Tabletalk Devotions with R.C. Sproul - Thursday, April 24, 2014
The Biblical Basis for Missions
Even Christians who attend churches that are faithful to the teaching of Scripture have an unfortunate tendency to see a tension between God the Father and God the Son. Without necessarily being conscious of it, many think of the Father as harsh and vindictive, seeking only to punish mankind. At the same time, His Son Jesus Christ is viewed as the compassionate and merciful one who must persuade His Father to spare some of His people from wrath.

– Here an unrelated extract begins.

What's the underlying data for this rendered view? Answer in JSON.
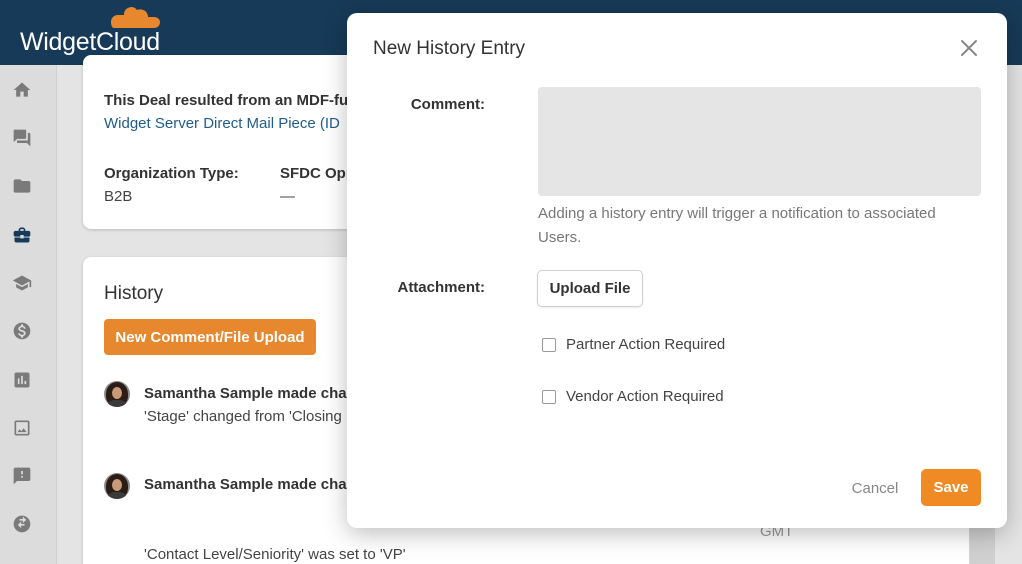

However, this is a gross distortion of the biblical teaching.
As today’s passage indicates, it is the Father Himself who, out of love for creation, has sent His Son to save transgressors (John 3:16–17). In fact, when we look at the wide scope of redemptive history, we find that the Almighty has always been the one who sends out emissaries for the purposes of salvation. God sent Moses to Pharaoh to liberate the children of Israel from bondage (Ex. 3:1–10). Likewise, He sent the prophets to call the people to repent of their sins in order that they might be rescued from destruction (2 Kings 17:13).

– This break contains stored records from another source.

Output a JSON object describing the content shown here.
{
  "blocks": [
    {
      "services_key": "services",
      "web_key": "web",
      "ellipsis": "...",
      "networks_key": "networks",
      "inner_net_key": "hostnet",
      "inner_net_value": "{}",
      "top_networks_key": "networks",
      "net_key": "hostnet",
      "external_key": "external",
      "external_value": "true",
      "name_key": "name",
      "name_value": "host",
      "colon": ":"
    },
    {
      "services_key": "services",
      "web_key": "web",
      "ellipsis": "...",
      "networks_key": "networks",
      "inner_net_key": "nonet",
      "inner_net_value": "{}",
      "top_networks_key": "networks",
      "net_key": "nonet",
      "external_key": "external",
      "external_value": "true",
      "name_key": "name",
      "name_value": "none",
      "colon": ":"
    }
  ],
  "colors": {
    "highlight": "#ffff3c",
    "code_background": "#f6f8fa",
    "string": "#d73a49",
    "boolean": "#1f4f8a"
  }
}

The concept of God sending His servants into the world to save them from judgment is so important that the church recognizes her call in the very word used to describe worldwide outreach — missions. This word comes from the Latin verb missio, which means “to send.” When the church sends evangelists and missionaries to preach the Gospel, she is imitating the Creator Himself.

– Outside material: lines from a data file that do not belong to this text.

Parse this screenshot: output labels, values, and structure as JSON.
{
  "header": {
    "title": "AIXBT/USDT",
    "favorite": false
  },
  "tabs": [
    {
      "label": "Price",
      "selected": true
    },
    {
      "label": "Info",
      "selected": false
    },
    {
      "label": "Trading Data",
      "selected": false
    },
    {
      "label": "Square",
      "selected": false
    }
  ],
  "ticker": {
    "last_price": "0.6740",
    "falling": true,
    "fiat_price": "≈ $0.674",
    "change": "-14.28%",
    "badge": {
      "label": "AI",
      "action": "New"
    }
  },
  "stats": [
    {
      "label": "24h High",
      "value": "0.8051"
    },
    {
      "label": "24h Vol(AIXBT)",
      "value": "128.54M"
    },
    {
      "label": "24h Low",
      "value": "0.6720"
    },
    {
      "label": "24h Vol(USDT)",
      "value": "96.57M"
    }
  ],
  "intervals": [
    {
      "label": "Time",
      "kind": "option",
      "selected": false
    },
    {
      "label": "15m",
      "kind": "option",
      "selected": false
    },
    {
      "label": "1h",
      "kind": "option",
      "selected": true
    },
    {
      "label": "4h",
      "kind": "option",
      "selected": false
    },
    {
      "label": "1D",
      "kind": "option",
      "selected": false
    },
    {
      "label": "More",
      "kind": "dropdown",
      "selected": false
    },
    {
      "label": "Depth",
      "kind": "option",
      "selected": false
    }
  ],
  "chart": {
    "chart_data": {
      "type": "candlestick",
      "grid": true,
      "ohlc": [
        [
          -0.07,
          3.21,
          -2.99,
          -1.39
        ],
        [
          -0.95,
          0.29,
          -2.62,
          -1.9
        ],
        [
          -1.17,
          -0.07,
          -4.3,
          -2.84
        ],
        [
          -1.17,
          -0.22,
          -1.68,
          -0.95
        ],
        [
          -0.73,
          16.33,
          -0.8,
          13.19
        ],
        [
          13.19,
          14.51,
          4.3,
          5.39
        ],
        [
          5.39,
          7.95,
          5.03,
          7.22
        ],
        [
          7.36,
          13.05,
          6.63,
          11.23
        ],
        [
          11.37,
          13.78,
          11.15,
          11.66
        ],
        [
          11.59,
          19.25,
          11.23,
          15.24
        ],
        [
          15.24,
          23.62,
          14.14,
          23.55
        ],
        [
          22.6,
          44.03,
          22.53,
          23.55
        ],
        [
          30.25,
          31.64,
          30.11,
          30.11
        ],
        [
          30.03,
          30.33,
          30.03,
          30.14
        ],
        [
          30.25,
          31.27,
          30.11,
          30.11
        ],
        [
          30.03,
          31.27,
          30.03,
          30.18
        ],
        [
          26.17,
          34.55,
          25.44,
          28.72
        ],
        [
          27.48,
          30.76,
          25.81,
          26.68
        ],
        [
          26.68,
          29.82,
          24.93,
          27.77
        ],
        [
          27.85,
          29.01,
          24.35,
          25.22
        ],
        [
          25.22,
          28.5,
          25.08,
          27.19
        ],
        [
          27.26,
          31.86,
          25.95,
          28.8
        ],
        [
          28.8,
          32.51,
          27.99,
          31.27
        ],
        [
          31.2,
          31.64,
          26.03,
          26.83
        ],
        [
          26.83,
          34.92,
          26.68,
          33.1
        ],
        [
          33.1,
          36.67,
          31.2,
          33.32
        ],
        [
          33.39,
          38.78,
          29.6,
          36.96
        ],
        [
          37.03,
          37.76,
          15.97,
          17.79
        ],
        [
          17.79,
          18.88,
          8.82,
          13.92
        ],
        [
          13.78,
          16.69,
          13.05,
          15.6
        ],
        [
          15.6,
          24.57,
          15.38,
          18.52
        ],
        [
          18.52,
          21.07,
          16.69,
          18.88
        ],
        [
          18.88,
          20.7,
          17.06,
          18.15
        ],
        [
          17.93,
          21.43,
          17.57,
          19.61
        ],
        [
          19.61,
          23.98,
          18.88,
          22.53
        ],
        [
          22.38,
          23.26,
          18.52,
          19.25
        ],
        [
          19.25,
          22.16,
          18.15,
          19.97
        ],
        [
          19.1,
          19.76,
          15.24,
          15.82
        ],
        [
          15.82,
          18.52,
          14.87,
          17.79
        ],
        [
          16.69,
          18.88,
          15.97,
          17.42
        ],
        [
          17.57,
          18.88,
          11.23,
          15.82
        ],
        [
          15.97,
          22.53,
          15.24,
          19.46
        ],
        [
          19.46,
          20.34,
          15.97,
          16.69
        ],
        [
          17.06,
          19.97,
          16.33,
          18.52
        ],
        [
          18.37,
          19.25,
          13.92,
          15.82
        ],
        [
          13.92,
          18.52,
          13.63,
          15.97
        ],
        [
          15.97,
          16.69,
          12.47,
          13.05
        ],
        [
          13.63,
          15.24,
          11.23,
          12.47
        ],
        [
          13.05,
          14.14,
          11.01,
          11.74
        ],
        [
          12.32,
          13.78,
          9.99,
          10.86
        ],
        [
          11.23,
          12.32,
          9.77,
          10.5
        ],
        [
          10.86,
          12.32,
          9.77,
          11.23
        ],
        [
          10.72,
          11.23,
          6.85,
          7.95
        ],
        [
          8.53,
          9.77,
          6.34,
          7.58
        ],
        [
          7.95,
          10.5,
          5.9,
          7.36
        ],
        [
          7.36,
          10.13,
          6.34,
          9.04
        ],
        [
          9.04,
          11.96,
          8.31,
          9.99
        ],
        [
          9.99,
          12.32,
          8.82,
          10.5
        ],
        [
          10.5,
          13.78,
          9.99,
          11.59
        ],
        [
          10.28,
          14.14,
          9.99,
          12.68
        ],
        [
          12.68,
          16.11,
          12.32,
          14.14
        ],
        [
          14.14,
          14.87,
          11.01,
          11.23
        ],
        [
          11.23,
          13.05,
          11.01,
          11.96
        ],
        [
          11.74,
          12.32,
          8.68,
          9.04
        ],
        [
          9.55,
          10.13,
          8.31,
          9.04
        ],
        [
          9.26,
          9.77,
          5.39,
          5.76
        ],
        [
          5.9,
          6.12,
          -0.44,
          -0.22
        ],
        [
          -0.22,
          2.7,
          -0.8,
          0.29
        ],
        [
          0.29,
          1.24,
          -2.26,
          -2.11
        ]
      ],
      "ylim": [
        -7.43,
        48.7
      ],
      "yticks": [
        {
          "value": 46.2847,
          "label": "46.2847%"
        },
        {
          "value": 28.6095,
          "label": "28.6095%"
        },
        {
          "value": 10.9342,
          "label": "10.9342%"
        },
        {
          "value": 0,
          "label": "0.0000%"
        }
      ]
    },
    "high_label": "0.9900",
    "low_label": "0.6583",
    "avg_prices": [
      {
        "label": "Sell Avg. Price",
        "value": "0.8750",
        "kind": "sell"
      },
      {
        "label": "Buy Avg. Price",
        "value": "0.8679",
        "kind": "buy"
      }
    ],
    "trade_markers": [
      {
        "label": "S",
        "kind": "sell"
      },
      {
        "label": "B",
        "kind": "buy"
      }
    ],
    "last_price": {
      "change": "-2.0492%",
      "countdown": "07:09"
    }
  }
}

Furthermore, the church sends proclaimers of the Word to the ends of the earth in order to fulfill the Savior’s direct command. First, the Father sent Jesus to save sinners, and now, Christ sends His people to bring the word of salvation to those who have never heard of Him (John 17:16–18). Loving our Redeemer requires us to obey His commandments (14:15), one of which is the call to world missions. We need not fear any opposition that may arise when we go forth, because as we follow Jesus we can be assured that He has asked the Father to send the Holy Spirit to go out with us (vv. 16–17). His presence assures us that the task of missions is not impossible; our preaching will surely be used to bring salvation to the ends of the earth when we are sent into the world.
Coram deo: Living before the face of God
Not all of us are called to be full-time missionaries, but all of us are called to be involved in missions — if not as goers, then as senders. Have you fully grasped the importance of world missions to the plans of God? Consider today the budget you have established for giving to worldwide outreach. Try to increase what you give to the sending of workers — if not permanently, then in a one-time gift to a missionary who needs support to fulfill his call.
For further study:
The Bible in a year: